Fourth is Andre Dirrell. On his way to an astonishing victory via a supreme boxing lesson against Arthur Abraham in their March 2010, Super Six battle in Detroit Michigan. Dirrell threw perfect jabs and put on a tremendous display of ringmanship and footwork, with wicked combinations throughout the entire fight. However, in the 11th round Dirrell lost his balance and Abraham, out of frustration, took advantage and hit Dirrell in the back of the head while he was down, slipping along the ropes. The punch seemed to glance off the head of Dirrell, but Dirrell laid on the canvas complaining about his head and claimed he was unable to continue. I believe that Dirrell could have continued the fight, but Abraham ended up with a DQ loss. Dirrell won by an unpopular fashion and some questioned his heart, even though he had won most every round in the fight. Then Dirrell backed away from a Super Six bout vs. Andre Ward and disappeared completely out of sight. Hopefully Dirrell gets back on track and puts on a great performance as he did initially before the 11th round Abraham fiasco.
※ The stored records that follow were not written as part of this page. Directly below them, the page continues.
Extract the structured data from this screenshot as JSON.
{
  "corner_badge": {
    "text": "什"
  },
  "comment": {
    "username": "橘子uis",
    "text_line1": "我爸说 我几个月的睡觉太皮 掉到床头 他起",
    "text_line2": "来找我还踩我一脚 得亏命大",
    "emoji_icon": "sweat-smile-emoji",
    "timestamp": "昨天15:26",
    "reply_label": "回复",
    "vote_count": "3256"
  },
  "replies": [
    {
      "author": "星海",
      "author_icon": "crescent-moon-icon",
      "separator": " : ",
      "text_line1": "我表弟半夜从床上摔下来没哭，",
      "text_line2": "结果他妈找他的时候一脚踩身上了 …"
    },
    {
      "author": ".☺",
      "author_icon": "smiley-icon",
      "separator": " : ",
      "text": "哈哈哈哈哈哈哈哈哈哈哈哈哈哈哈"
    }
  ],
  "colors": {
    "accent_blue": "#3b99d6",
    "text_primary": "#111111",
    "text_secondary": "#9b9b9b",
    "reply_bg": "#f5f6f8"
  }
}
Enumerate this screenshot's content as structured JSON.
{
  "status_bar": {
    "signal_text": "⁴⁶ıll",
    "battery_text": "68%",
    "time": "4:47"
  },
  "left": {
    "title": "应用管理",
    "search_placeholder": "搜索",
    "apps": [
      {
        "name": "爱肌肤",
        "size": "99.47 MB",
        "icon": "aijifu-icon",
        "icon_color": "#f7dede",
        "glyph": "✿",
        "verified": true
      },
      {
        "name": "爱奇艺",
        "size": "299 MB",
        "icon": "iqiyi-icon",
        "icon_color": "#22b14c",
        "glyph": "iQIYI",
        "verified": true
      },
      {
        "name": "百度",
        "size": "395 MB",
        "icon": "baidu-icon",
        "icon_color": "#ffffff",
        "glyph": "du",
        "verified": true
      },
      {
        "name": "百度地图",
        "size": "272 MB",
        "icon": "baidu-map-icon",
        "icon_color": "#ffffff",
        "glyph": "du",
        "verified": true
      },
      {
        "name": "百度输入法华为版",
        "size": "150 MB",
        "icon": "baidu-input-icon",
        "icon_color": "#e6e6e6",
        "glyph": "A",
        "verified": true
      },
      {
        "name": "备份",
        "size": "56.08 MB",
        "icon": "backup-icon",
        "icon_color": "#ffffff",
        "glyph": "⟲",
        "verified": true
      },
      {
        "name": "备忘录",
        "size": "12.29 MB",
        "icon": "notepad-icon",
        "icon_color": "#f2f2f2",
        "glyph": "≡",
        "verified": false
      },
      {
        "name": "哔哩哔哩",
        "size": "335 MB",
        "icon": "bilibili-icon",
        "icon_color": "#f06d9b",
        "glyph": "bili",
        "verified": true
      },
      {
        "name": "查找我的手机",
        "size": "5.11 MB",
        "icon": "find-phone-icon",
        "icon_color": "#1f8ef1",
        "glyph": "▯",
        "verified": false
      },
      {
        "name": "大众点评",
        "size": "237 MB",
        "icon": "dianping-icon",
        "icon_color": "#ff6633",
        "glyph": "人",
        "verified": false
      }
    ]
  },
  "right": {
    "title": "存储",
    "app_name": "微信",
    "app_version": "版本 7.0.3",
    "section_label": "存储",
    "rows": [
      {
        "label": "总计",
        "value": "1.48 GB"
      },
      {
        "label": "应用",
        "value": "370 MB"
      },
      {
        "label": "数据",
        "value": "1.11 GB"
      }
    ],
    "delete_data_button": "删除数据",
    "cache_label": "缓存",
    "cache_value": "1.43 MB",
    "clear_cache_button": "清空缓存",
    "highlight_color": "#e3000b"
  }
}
Fifth on the list is Kelly “The Ghost” Pavlik, won 37 (KO 32) + lost 2 (KO 0). Before his October 2008 unanimous decision loss to Bernard Hopkins, Pavlik was swinging loaded bombs and crushing most of his opponents by knockout. Then in April of 2010, Pavlik was annihilated against the game Sergio Martinez via unanimous decision loss. This loss took the “Ghost” off his high horse and he went spiraling downward with personal issues and ended up admitting himself to a rehab center for alcoholism treatment. Finally, about a year after the Martinez beating, he returned on May of 2011 to win a majority decision against the tough Texan, Alfonso Lopez. At only 29 years of age, we still have not seen the last of the knockout artist Kelly Pavlik and hopefully the Ghost is fully recovered, back to his old self and through with his disappearing act.
Last, but not least is the tough as nails journeyman, Glen “The Road Warrior” Johnson, won 51 (KO 35) + lost 14 (KO 1) + drawn 2, who at 42 years old has fought an outstanding level of opposition. The soft spoken “gentleman,” as he is also known, has had two very close unanimous decision losses to the former light heavyweight belt holder, “Bad” Chad Dawson. Many believe both fights against Dawson could have gone either way and that politics may have had some play in the judges decisions. Adding to Johnson’s defeats was another tough decision loss against Tavoris Cloud, however Johnson does have TKO wins over both Allan Green and Yusaf Mack. Can the veteran Johnson pull a Hopkins act out of his hat? With a Glen Johnson semi-final win against Carl Froch this Saturday June 4, 2011 this puts Johnson on a path down to Showtime’s Super Six final bout against Andre Ward where the winner takes all.
Yes, boxing in the super middleweight division is right where it should be and the division is wide open for the one man who really wants to be the king.